      Etihad will allow coach customers to buy their way into the carrier's lounges at Washington/National, New York/JFK and its Abu Dhabi hub. A four-hour visit will cost about US$50. More details are here. Etihad's move duplicates a decision made by Emirates to sell lounge access to the hoi polloi.

When Will Allen Talks, Washington/National Listens ...
Our man Will Allen lit into American Airlines and Washington/National airport last week for the atrocious conditions and lousy service at Gate 35X. As anyone who's ever been unlucky enough to use it knows, 35X isn't so much a gate as a hellish portal to 14 outdoor "hard stands" where American boards regional-jet flights. But when Will talks, Washington/National listens. The airport this week announced it will build a new concourse to replace 35X with 14 indoor regional-jet gates. The new concourse is part of a $1 billion upgrade program called Project Journey, which the airport promotes here. The Gate 35X project is due for completion in 2021. Of course, this isn't the first time Washington/National executives have promised to replace the Gate 35X nightmare. It cut a deal with US Airways in 1998 to build a nine-gate commuter concourse. That project never materialized because, well, US Airways was in a constant state of turmoil during the Steve Wolf years.
      Seattle/Tacoma flyers take note: Delta Air Lines starts three daily Airbus A319 roundtrips to Chicago/O'Hare on June 19.

Familiar Hotel Brands Are Popping Up Around the World
Major hotel chains continue to fill out their portfolios by bringing their brands to new places around the world. Starwood, for example, has opened a 160-room W Hotel on Vagator Beach in Goa, India. It has also opened a 188-room St. Regis in Changsha, capital of Hunan Province. The hotel is located in a skyscraper overlooking the city in Yunda Central Plaza. Meanwhile, Starwood's parent, Marriott, has opened a 244-room JW Marriott on Phu Quoc, Vietnam's largest island. It's located in the Gulf of Thailand, just off the coast of Cambodia. Hilton has been busy overseas, too. It has opened a 285-room resort on the eastern shore of the Dead Sea in Jordan. It will also slap its name on one of the best hotels on Copacabana Beach in Rio de Janeiro. The 545-room Windsor Atlantica Hotel will transition to the Hilton brand, joining the existing Hilton in Rio's Barra da Tijuca district.

Business Travel News You Need to Know
American Airlines will join Delta and restore coach meals to some routes. Now the crap you didn't really want to eat decades ago will be back on American's A321T transcontinental routes between New York/Kennedy, Los Angeles and San Francisco. Meals return on May 1.
      Alaska Airlines flyers take note: Condor Airlines has joined Alaska's Mileage Plan. Condor offers low-priced, multi-class flights to Frankfurt and Munich.
      United Airlines says it will stop in-flight duty-free sales on March 31. Delta dropped duty-free in 2014 and American ended in-flight sales in 2015.

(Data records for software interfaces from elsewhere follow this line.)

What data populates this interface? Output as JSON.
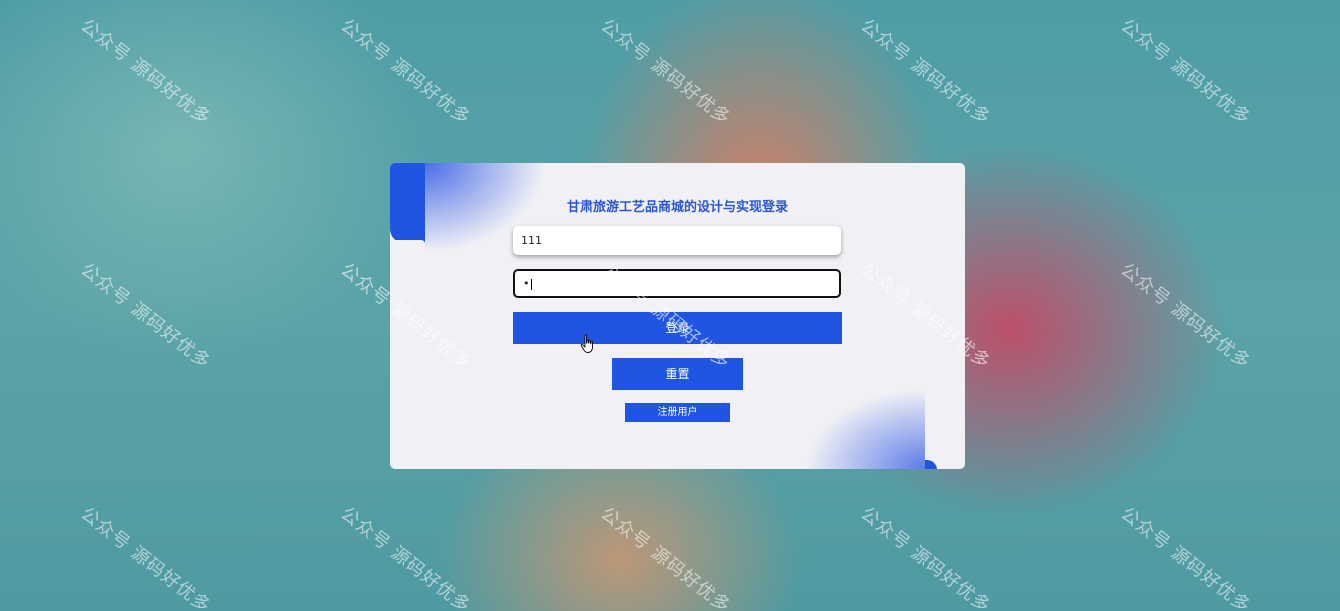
{
  "background": {
    "watermark_text": "公众号 源码好优多"
  },
  "login": {
    "title": "甘肃旅游工艺品商城的设计与实现登录",
    "username_value": "111",
    "password_value": "•",
    "login_label": "登录",
    "reset_label": "重置",
    "register_label": "注册用户"
  },
  "colors": {
    "accent": "#1f55e0",
    "title": "#2a56d6",
    "card": "#f1f1f5"
  },
  "icons": {
    "cursor": "hand-pointer-icon"
  }
}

Say Hello to the Lobbyist Who's Your Shadow Transportation Secretary
The small cadre of insiders that runs the Trump Administration apparently feels its Cabinet officers can't be trusted to be sufficiently loyal. As many political publications have reported, Trump hasn't just appointed Cabinet secretaries, but he's also embedded what can only be called loyalty officers in each department. The White House spy in the Transportation Department? A failed local politician and lobbyist named Anthony Pugliese. His office is just steps from DOT Secretary Elaine Chao. Pugliese once worked for Tom Corbett when he was governor and attorney general of Pennsylvania.

This column is Copyright © 2017 by Joe Brancatelli. is Copyright © 2017 by Joe Brancatelli. All rights reserved. All of the opinions and material in this column are the sole property and responsibility of Joe Brancatelli. This material may not be reproduced in any form without his express written permission.